Finally, the months of anticipation are over, and you welcome your precious new bundle into the family … sounds like a dream scenario, and for most families it is. However, for families that have an older sibling at home, the dream may begin to fade, as s/he quickly grasps that their position in the family has been usurped by this little bundle of joy that seems to require a lot of attention from the adults; attention that normally would have been directed towards him/her. Throughout the pregnancy, it was exciting to watch mum’s tummy grow bigger, to feel the movement, and consider names … in reality, a little baby appears and seemingly ‘rules’ the house, and has the adults of the house at his/her ‘beck and call!’ The first born’s growing awareness of the time and/or attention given to the baby may result in him/her feeling ‘left out’ or imagining that the baby is more important, which brings forth a conflict of emotions. This change to what was once a predictable routine for the older child can then manifest into undesirable behaviours, particularly during times of baby rituals, such as feeding, bathing, or putting to sleep.
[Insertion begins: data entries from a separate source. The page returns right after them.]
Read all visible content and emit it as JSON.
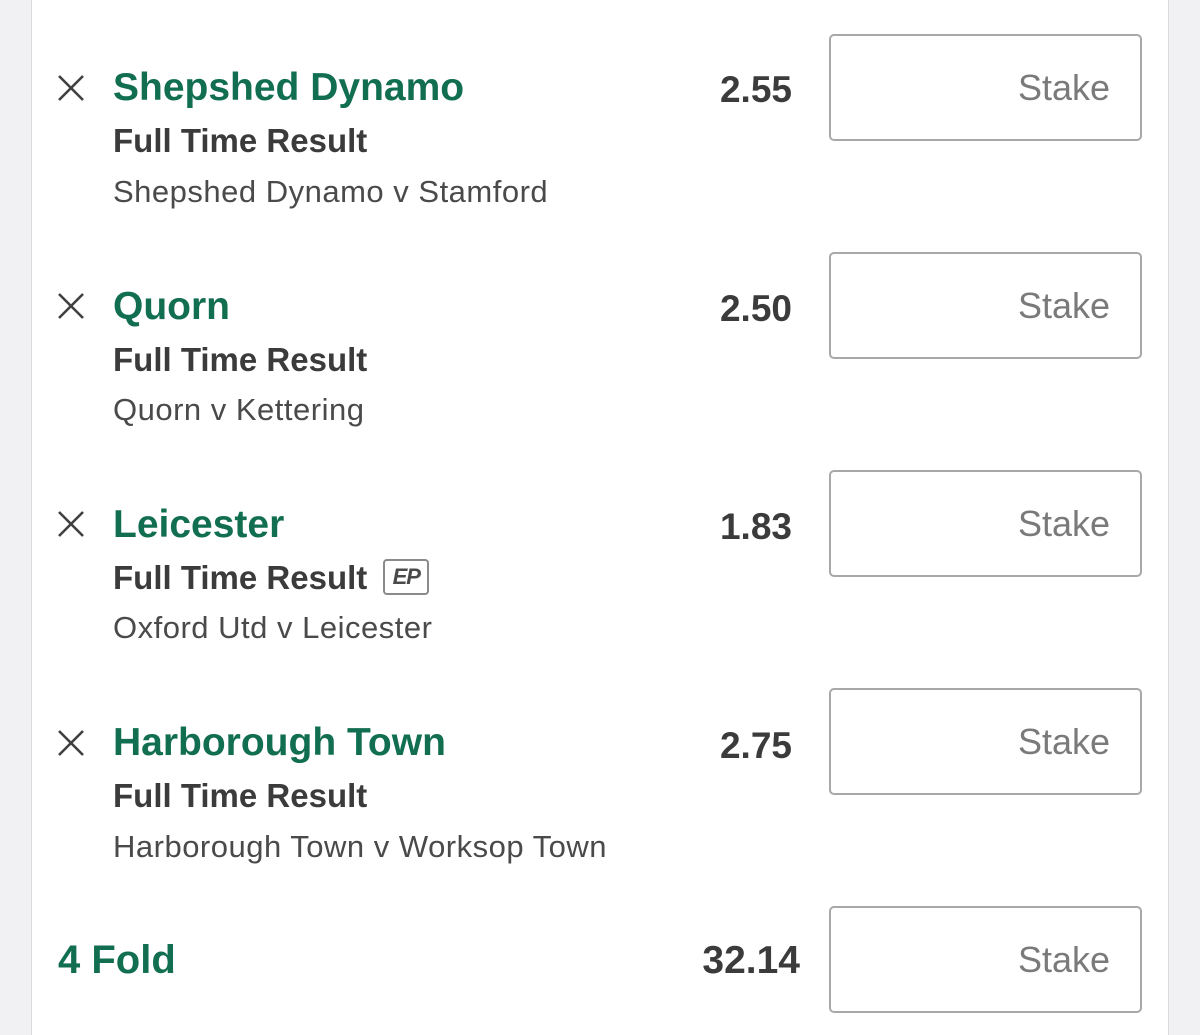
{
  "bet_slip": {
    "selections": [
      {
        "selection": "Shepshed Dynamo",
        "market": "Full Time Result",
        "fixture": "Shepshed Dynamo v Stamford",
        "odds": "2.55",
        "stake_placeholder": "Stake",
        "stake_value": ""
      },
      {
        "selection": "Quorn",
        "market": "Full Time Result",
        "fixture": "Quorn v Kettering",
        "odds": "2.50",
        "stake_placeholder": "Stake",
        "stake_value": ""
      },
      {
        "selection": "Leicester",
        "market": "Full Time Result",
        "badge": "EP",
        "fixture": "Oxford Utd v Leicester",
        "odds": "1.83",
        "stake_placeholder": "Stake",
        "stake_value": ""
      },
      {
        "selection": "Harborough Town",
        "market": "Full Time Result",
        "fixture": "Harborough Town v Worksop Town",
        "odds": "2.75",
        "stake_placeholder": "Stake",
        "stake_value": ""
      }
    ],
    "multiple": {
      "label": "4 Fold",
      "odds": "32.14",
      "stake_placeholder": "Stake",
      "stake_value": ""
    }
  },
  "icons": {
    "remove": "close-icon"
  },
  "colors": {
    "selection_green": "#126e51",
    "text_dark": "#3b3b3b",
    "text_muted": "#4a4a4a",
    "input_border": "#a8a8a8",
    "page_background": "#f1f1f3"
  }
}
Emotions may fluctuate through feelings of grief, sadness, resentment, and anger, all of which the older child will find difficult to manage, understand and/or articulate and often this is when challenging behaviours may occur. Whining, crying, screaming, hitting, spitting, aversion to once eaten food types, reverting to baby like behaviour (regression in toilet training, wanting help to eat), tantrums, anger towards baby are quite common. Whilst challenging behaviours are guaranteed to push your buttons, they are merely the child’s way of seeking attention, to garner his/her parents emotional support as s/he adjust to life as an older sibling.
So how, amid your own tiredness and emotional journey, do you support your older child during this transitional phase? Throughout the pregnancy, involving the child as much as practical is a good way to introduce them to the idea – talk about the baby growing in your tummy, gather their thoughts, avoid talking about being an ‘amazing big sister/brother’ as s/he may not be feeling that way, read books about babies. Once baby arrives organise family and friends to spend quality time with the older child or to be with baby so you can have one on one time with him/her, suggest family and friends, rather than just buying a gift for the baby and/or parents, provide a small gift for older child. Have a personalised gift for the baby to give to the older child, perhaps a book about their family. A ‘baby’ doll for the older child can help them mirror your actions with the baby too.
Strategies during this transitional phase:
Encourage the older child to express his/her feelings – regularly discussing both positive and negative feelings is important in acknowledging the changes and helps pave the way for laying the foundations for building a strong relationship between the older child and baby. It is completely normal for the older child to feel a sense of loss of how things were and to feel powerless – provide lots of reassurance to maintain their sense of security and validate his/her feelings
Nurture the child’s growing need for trust and autonomy – encourage him/her to assist in chores such as fetching nappies, folding washing, helping bathe baby to instill a sense of empowerment, helping prepare dinner for the family
One on one quality time – set aside time throughout the day (even if you only have 5minutes), without any interruptions where you can be fully present. Encourage other family members to do this as well
The child’s need for routines, rituals and boundaries– maintaining family expectations and rituals, whilst a daunting thought during this period, is essential in providing a predictable environment. Children thrive on consistency and routines and rituals help them feel safe and secure. See the attached link for articles on the value of routines and rituals: https://raisingchildren.net.au/search?query=routines
Remember that challenging behaviour is simply the child’s way of making sense of his/her new world, be mindful not to label the child and/or behaviour. Instead, consider how to rephrase expectations in a matter of fact manner, e.g. “It’s not safe when you throw toys because …”
Whilst engaging in daily rituals with the new baby, such as feeding, bathing, preparing for sleep time use this as a wonderful opportunity to create relaxing rituals for the older child. Set the scene by having a dedicated space for the child to use during this time, perhaps a small teepee style tent, adorned with fairy lights set the mood and create special rituals that are looked forward to. Prepare stories online, playlists of favourite songs, meditation songs/stories, create ‘boxes of wonder’ (small boxes filled with different interesting collections such as shells, knick knacks from the Reject Shop, drawing media, playdough, sound shakers) and have the older child select one box each time a baby ritual is to occur. Not knowing what is in the box each time adds an element of surprise and intrigue and ought to see him/her engage happily engage for the duration.
Remember, it is completely normal for older children to feel excited, but also display signs of trepidation with the arrival of a new sibling, but with lots of love, reassurance and attention, you are helping their sense of self grow stronger, fostering their growing resilience and supporting them to form positive connections with the baby.